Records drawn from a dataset
▬▬▬
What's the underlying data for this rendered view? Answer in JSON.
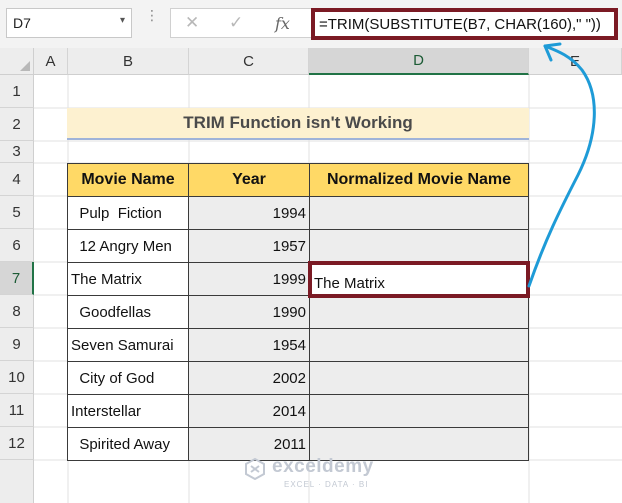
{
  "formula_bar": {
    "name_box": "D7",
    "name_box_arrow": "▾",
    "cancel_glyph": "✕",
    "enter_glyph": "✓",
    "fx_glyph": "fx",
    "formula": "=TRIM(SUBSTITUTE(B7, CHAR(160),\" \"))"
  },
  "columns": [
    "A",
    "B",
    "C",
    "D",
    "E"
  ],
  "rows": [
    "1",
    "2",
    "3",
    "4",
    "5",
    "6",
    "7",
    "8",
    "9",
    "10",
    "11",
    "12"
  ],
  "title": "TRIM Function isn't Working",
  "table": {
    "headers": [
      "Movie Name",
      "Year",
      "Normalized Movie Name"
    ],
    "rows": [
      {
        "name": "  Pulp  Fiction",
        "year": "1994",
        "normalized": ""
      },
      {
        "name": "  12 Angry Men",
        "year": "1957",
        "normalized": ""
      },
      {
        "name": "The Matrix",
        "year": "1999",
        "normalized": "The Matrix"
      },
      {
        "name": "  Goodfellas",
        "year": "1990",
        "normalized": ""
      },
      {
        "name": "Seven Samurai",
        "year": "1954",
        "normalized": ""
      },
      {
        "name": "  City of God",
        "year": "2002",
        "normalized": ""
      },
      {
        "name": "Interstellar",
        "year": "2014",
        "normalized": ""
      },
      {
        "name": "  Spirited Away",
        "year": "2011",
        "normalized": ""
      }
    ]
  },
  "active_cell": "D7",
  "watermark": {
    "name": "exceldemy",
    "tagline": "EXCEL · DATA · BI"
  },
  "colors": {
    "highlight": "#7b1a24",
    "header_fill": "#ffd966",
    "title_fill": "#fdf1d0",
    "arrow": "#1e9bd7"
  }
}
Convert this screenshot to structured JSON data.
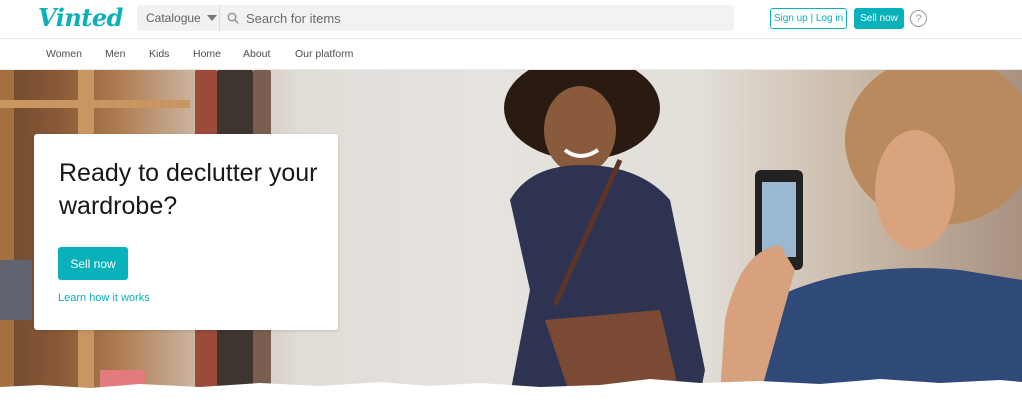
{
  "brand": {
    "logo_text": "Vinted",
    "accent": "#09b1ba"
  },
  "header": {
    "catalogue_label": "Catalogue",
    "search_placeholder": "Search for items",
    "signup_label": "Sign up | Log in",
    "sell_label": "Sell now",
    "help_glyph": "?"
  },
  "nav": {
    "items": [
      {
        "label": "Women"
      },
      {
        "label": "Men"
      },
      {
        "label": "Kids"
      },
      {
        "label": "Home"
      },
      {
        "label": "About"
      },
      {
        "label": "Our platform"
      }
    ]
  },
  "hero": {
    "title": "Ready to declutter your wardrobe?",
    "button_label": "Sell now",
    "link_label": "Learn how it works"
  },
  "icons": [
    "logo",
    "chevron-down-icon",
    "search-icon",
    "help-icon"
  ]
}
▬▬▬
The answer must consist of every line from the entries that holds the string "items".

**Written solution**
    "search_placeholder": "Search for items",
    "items": [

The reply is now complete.